I ask you, which one sounds more like a person who has received reconciliation with God, evidence by the Fruit of the Spirit of God flowing from their lives?
As you consider an answer to that question, I want you to think about worship services. How long is your church’s worship service? When I preached this sermon, it was about 35 minutes long. Add in the prayer, the musical worship, and fellowship, and my congregation has something like 75-90 minutes together on Sunday. Is that enough time and emphasis for us to reorient our lives on the mission of God? Or does the deluge of other stuff we give attention to throughout the rest of the week impact us far more? A one to one-and-a-half hour worship service pales in comparison to the amount of time most of us spend watching TV each week. Or reading books, emails and articles. Watching movies or scrolling through social media. Is it possible that we are being refocused more by the other influences in our lives, but we are unaware of how much those other influences are shaping our thinking?
I think it is highly possible, and I suspect the social media conversation I mentioned at the beginning of this post is evidence. I know the Christian person attends church worship services quite frequently, and yet their social media post and responses were unbecoming of a follower of Christ. What gives? Is it possible that though the Christian would believe they are a true follower of Jesus, it was actually the agnostic who was more genuinely Christian?
I ask that because this week we’ve been talking about Paul’s description of reconciliation in his letter to the Christians in a town called Colosse, located in the First Century Roman Empire.

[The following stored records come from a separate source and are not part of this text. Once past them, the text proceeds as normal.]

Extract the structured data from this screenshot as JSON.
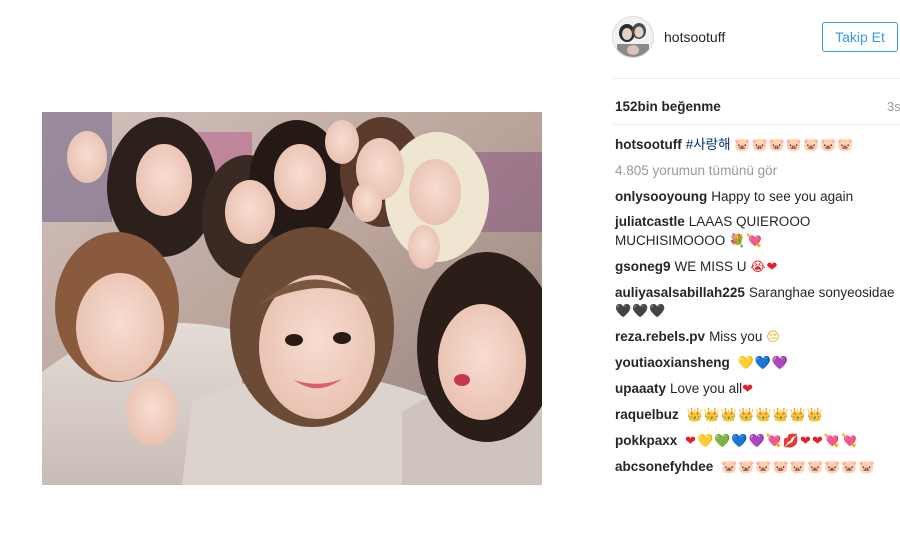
{
  "post": {
    "photo_alt": "group selfie photo",
    "username": "hotsootuff",
    "follow_label": "Takip Et",
    "likes": "152bin beğenme",
    "time": "3s",
    "view_all": "4.805 yorumun tümünü gör"
  },
  "comments": [
    {
      "user": "hotsootuff",
      "text": "",
      "hashtag": "#사랑해",
      "emoji": "🐷🐷🐷🐷🐷🐷🐷"
    },
    {
      "user": "onlysooyoung",
      "text": "Happy to see you again",
      "emoji": ""
    },
    {
      "user": "juliatcastle",
      "text": "LAAAS QUIEROOO MUCHISIMOOOO",
      "emoji": "💐💘"
    },
    {
      "user": "gsoneg9",
      "text": "WE MISS U",
      "emoji": "😭❤"
    },
    {
      "user": "auliyasalsabillah225",
      "text": "Saranghae sonyeosidae",
      "emoji": "🖤🖤🖤"
    },
    {
      "user": "reza.rebels.pv",
      "text": "Miss you",
      "emoji": "😔"
    },
    {
      "user": "youtiaoxiansheng",
      "text": "",
      "emoji": "💛💙💜"
    },
    {
      "user": "upaaaty",
      "text": "Love you all",
      "emoji": "❤"
    },
    {
      "user": "raquelbuz",
      "text": "",
      "emoji": "👑👑👑👑👑👑👑👑"
    },
    {
      "user": "pokkpaxx",
      "text": "",
      "emoji": "❤💛💚💙💜💘💋❤❤💘💘"
    },
    {
      "user": "abcsonefyhdee",
      "text": "",
      "emoji": "🐷🐷🐷🐷🐷🐷🐷🐷🐷"
    }
  ],
  "colors": {
    "link_blue": "#3897f0",
    "hashtag": "#003569",
    "muted": "#999999",
    "text": "#262626"
  }
}
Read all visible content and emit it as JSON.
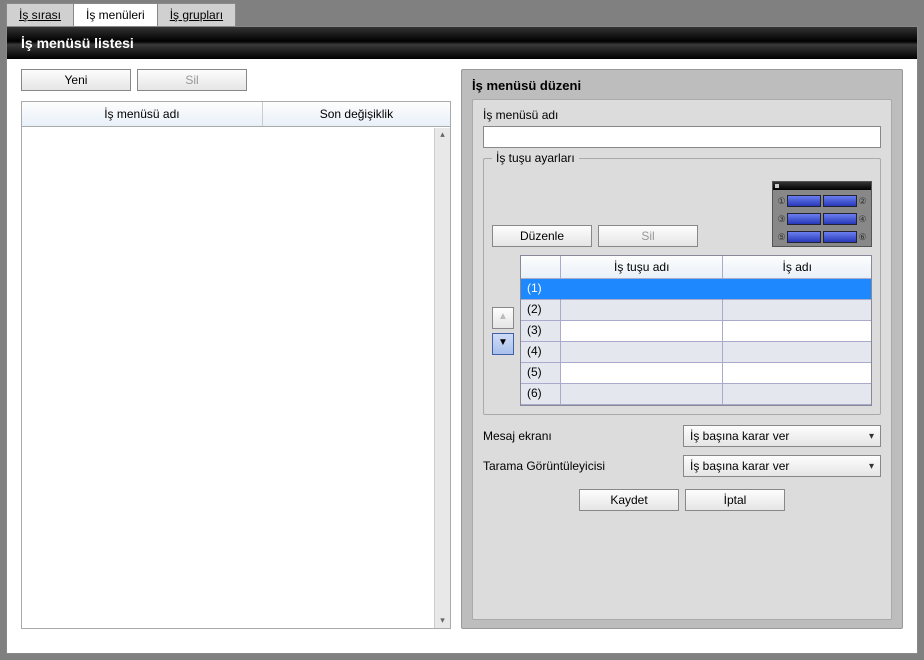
{
  "tabs": {
    "order": "İş sırası",
    "menus": "İş menüleri",
    "groups": "İş grupları"
  },
  "title": "İş menüsü listesi",
  "left_buttons": {
    "new": "Yeni",
    "delete": "Sil"
  },
  "list_columns": {
    "name": "İş menüsü adı",
    "modified": "Son değişiklik"
  },
  "panel": {
    "title": "İş menüsü düzeni",
    "name_label": "İş menüsü adı",
    "name_value": "",
    "key_group": "İş tuşu ayarları",
    "edit": "Düzenle",
    "delete": "Sil",
    "grid_headers": {
      "key": "İş tuşu adı",
      "job": "İş adı"
    },
    "rows": [
      {
        "idx": "(1)",
        "key": "",
        "job": ""
      },
      {
        "idx": "(2)",
        "key": "",
        "job": ""
      },
      {
        "idx": "(3)",
        "key": "",
        "job": ""
      },
      {
        "idx": "(4)",
        "key": "",
        "job": ""
      },
      {
        "idx": "(5)",
        "key": "",
        "job": ""
      },
      {
        "idx": "(6)",
        "key": "",
        "job": ""
      }
    ],
    "preview_numbers": [
      "①",
      "②",
      "③",
      "④",
      "⑤",
      "⑥"
    ],
    "msg_label": "Mesaj ekranı",
    "msg_value": "İş başına karar ver",
    "viewer_label": "Tarama Görüntüleyicisi",
    "viewer_value": "İş başına karar ver",
    "save": "Kaydet",
    "cancel": "İptal"
  }
}
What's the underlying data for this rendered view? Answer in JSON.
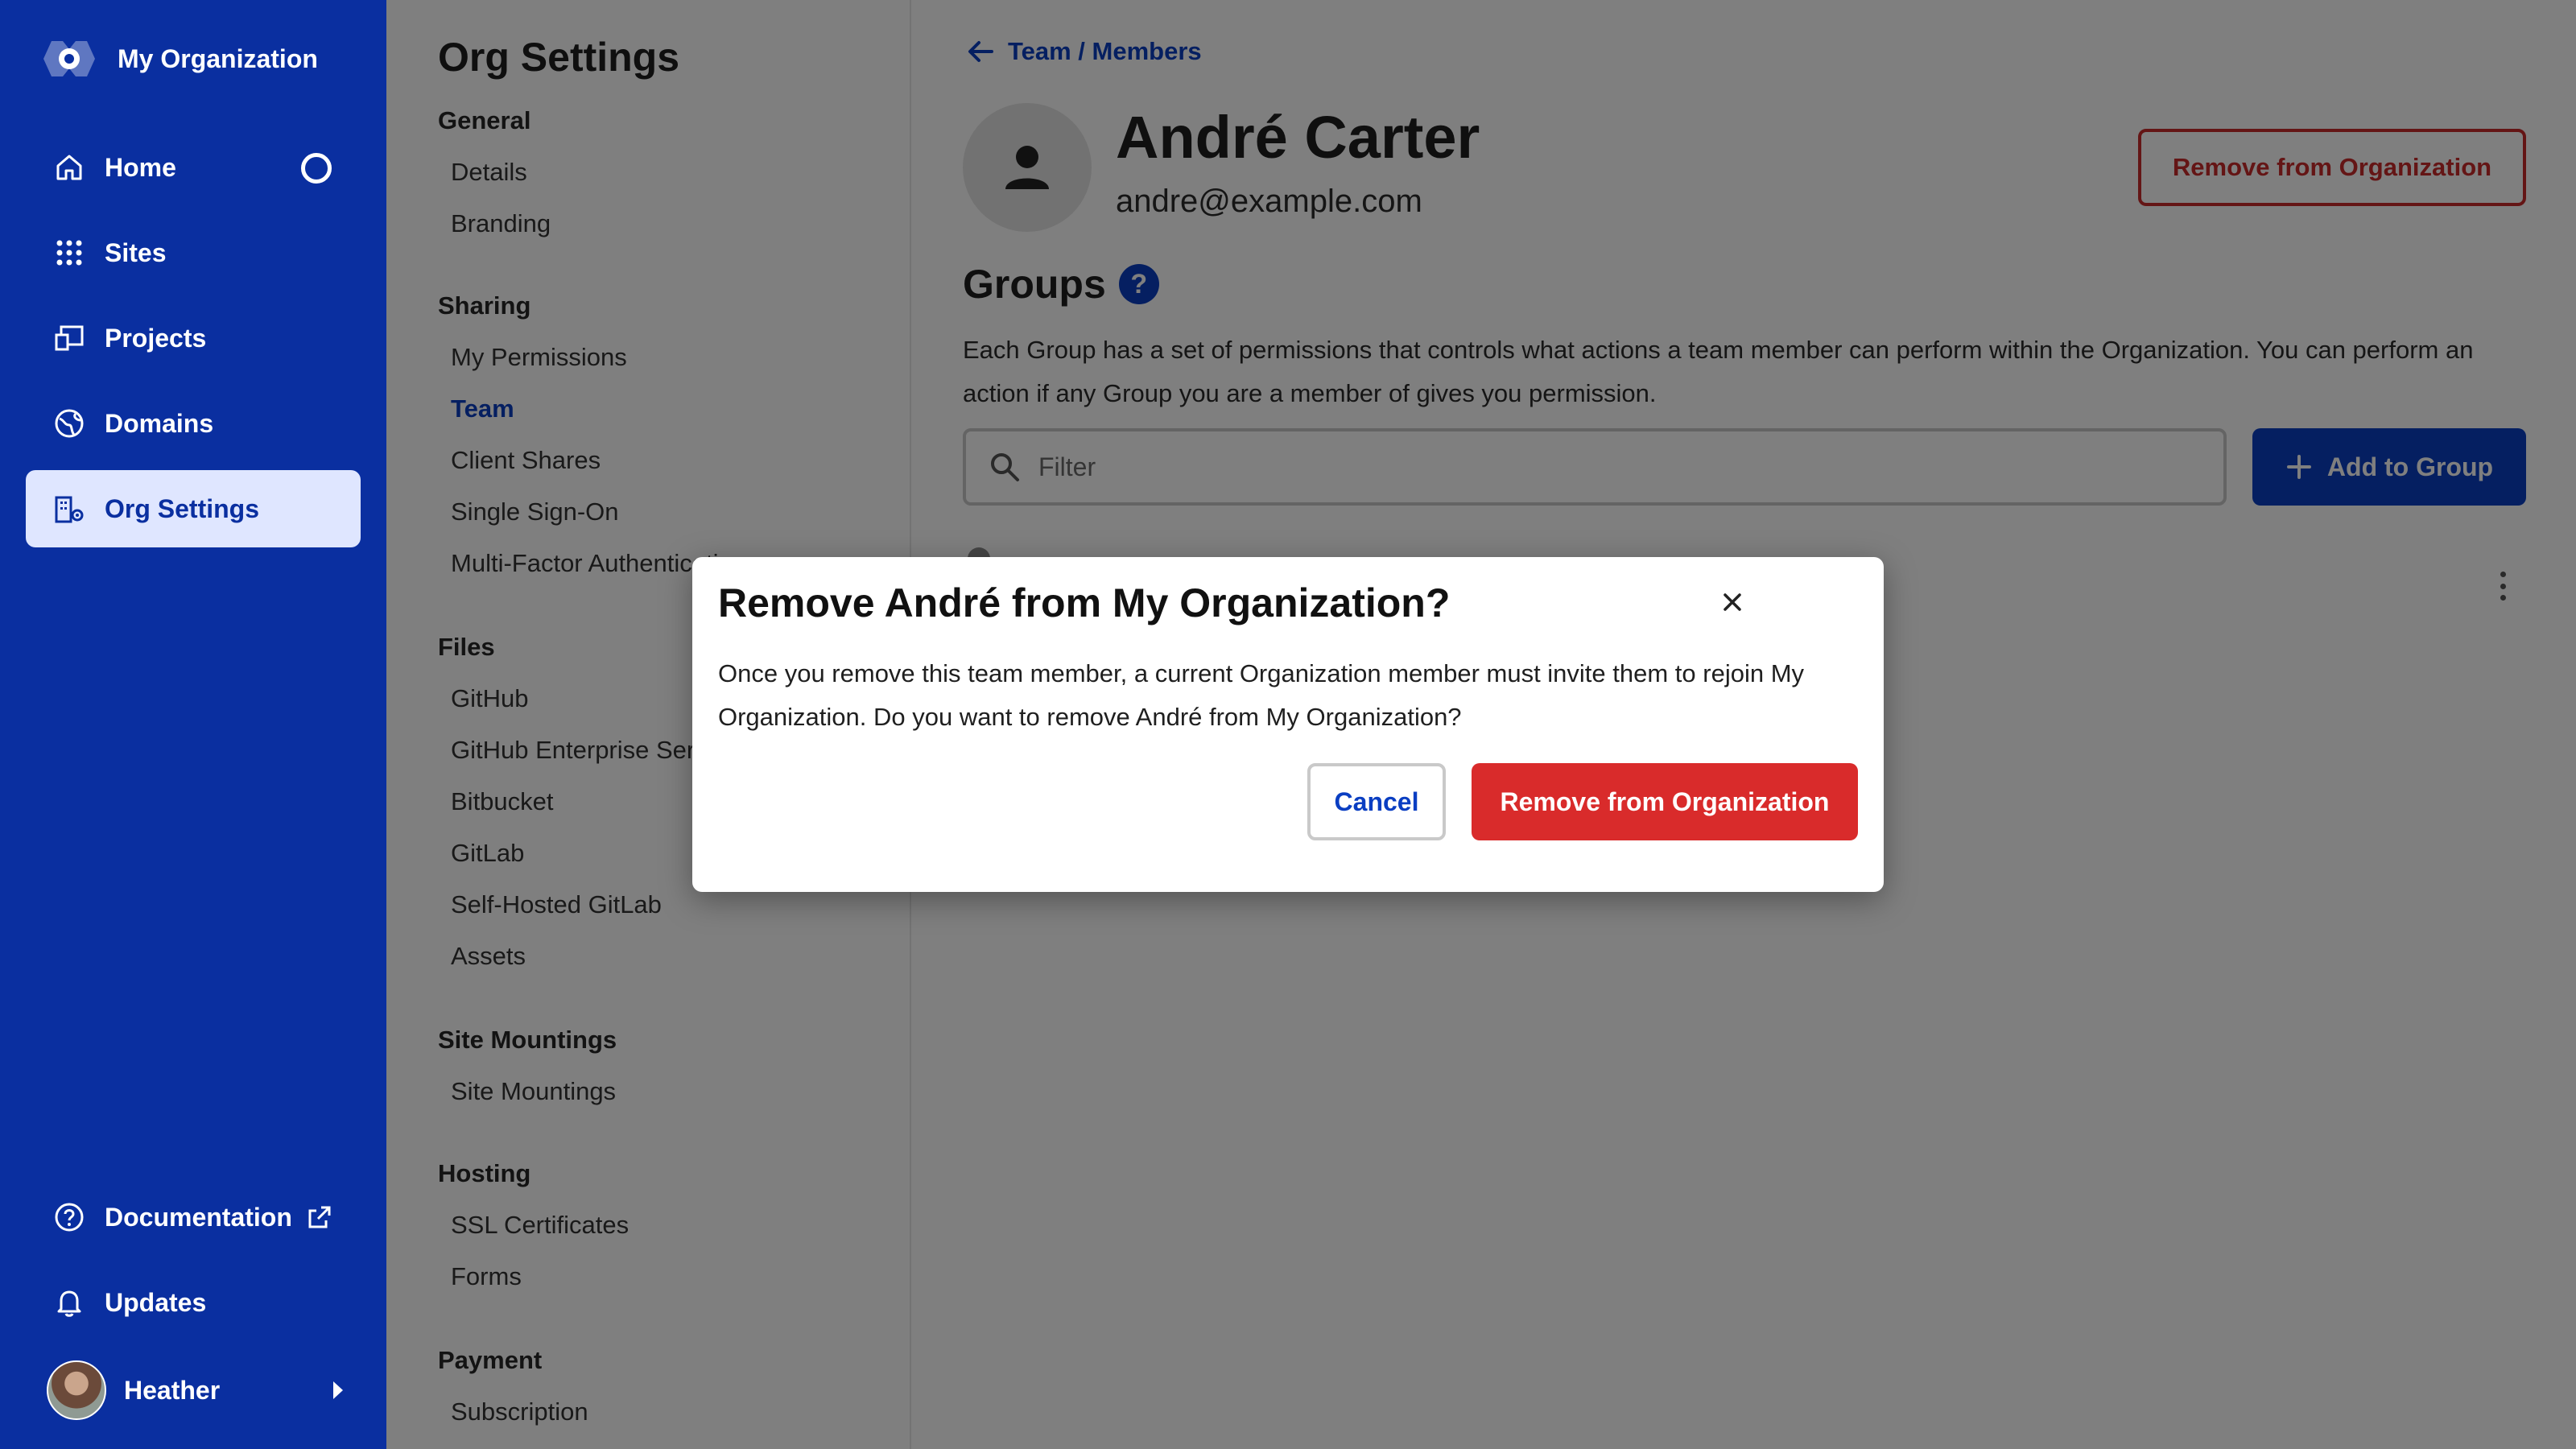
{
  "app": {
    "org_name": "My Organization",
    "logo_icon": "org-logo-icon"
  },
  "nav": {
    "items": [
      {
        "label": "Home",
        "icon": "home-icon"
      },
      {
        "label": "Sites",
        "icon": "grid-icon"
      },
      {
        "label": "Projects",
        "icon": "projects-icon"
      },
      {
        "label": "Domains",
        "icon": "globe-icon"
      },
      {
        "label": "Org Settings",
        "icon": "org-settings-icon",
        "active": true
      }
    ],
    "bottom": [
      {
        "label": "Documentation",
        "icon": "help-circle-icon"
      },
      {
        "label": "Updates",
        "icon": "bell-icon"
      }
    ],
    "user": {
      "name": "Heather"
    }
  },
  "settings": {
    "title": "Org Settings",
    "sections": [
      {
        "heading": "General",
        "items": [
          "Details",
          "Branding"
        ]
      },
      {
        "heading": "Sharing",
        "items": [
          "My Permissions",
          "Team",
          "Client Shares",
          "Single Sign-On",
          "Multi-Factor Authentication"
        ]
      },
      {
        "heading": "Files",
        "items": [
          "GitHub",
          "GitHub Enterprise Server",
          "Bitbucket",
          "GitLab",
          "Self-Hosted GitLab",
          "Assets"
        ]
      },
      {
        "heading": "Site Mountings",
        "items": [
          "Site Mountings"
        ]
      },
      {
        "heading": "Hosting",
        "items": [
          "SSL Certificates",
          "Forms"
        ]
      },
      {
        "heading": "Payment",
        "items": [
          "Subscription"
        ]
      }
    ],
    "active_item": "Team"
  },
  "main": {
    "breadcrumb": "Team / Members",
    "member": {
      "name": "André Carter",
      "email": "andre@example.com"
    },
    "remove_label": "Remove from Organization",
    "groups": {
      "title": "Groups",
      "help_glyph": "?",
      "description": "Each Group has a set of permissions that controls what actions a team member can perform within the Organization. You can perform an action if any Group you are a member of gives you permission.",
      "filter_placeholder": "Filter",
      "filter_value": "",
      "add_label": "Add to Group"
    }
  },
  "modal": {
    "title": "Remove André from My Organization?",
    "body": "Once you remove this team member, a current Organization member must invite them to rejoin My Organization. Do you want to remove André from My Organization?",
    "cancel_label": "Cancel",
    "confirm_label": "Remove from Organization"
  },
  "colors": {
    "nav_bg": "#0a2fa0",
    "nav_active_bg": "#dfe6ff",
    "accent": "#0a3ec2",
    "danger": "#d92b2b",
    "overlay": "rgba(0,0,0,0.5)"
  }
}
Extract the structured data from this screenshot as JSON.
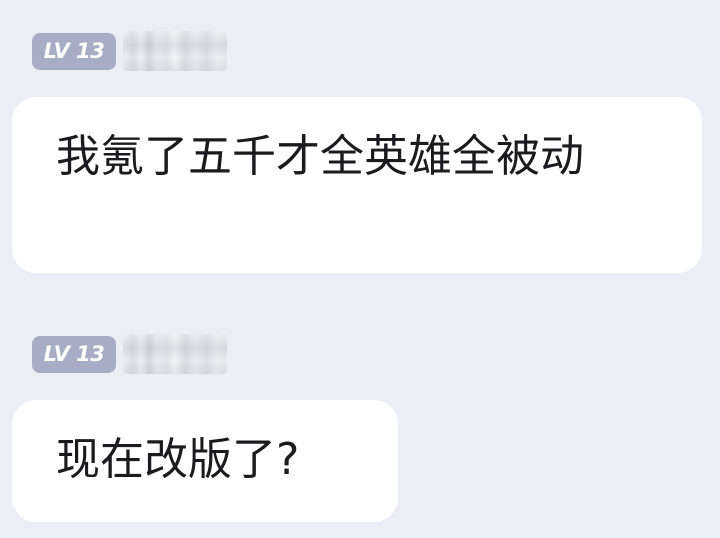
{
  "messages": [
    {
      "level_badge": "LV 13",
      "text": "我氪了五千才全英雄全被动"
    },
    {
      "level_badge": "LV 13",
      "text": "现在改版了?"
    }
  ]
}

In Colossians 1:20-23, starting here, we’ve heard Paul’s world-changing message that God has gone to great lengths to bring reconciliation between himself and all humanity. But so what? If we rarely think about that, to the point where the message of reconciliation has no or little affect on our lives, what does it matter? While it should matter, is it possible that we have allowed other lesser things to get in the way?
Perhaps. So how should the truth of reconciliation between God and humanity affect our thinking? Paul tells us as he continues in verse 23, where he writes, “…if indeed you continue in your faith, established and firm, not moved from the hope held out in the Gospel. This is the gospel that you heard and that has been proclaimed to every creature under heaven, and of which I, Paul, have become a servant.”
This is right in line with what Jesus taught back in Matthew 7. Remember the people who thought they were shoo-ins to the Kingdom of God, and Jesus says, “I never knew you”? Well, what does Jesus say about how people can know God? In Matthew 7, verse 21 he says, “Only he who does the will of my father in heaven will enter the Kingdom of Heaven”
In other words, we can think we have the right beliefs, but if those right beliefs don’t lead to right actions, something is missing. What is missing is our embrace of the reconciliation God offers us, a reconciliation that transforms us inwardly into people from whom naturally flow the deeds of the will of God.
This is what Paul is describing in Colossians 1, verse 23: People who remain steadfast in the faith. People who are not shaken, but who instead, people who live lives that are consistent with the heart of God.
Paul is referring to people who hold fast in belief and in deed. See how this connects to verse 21 where the mind and the actions, the entire being of the person, is in need of reconciliation? So also the entire being of the person is expected to hold fast to the faith.
God does the work of reconciliation, and it is our choice to enter in that reconciliation. He doesn’t force us. Furthermore, once we have entered into a reconciled relationship with him, it is our choice to remain in it. It seems to me that there is no better place to be! So, how are you doing in your relationship with God. I wonder if any of us need to re-enter the reconciliation?
God has already taken a massive step toward you. What will it look like for you to receive him? What will it look like for you to help others receive him?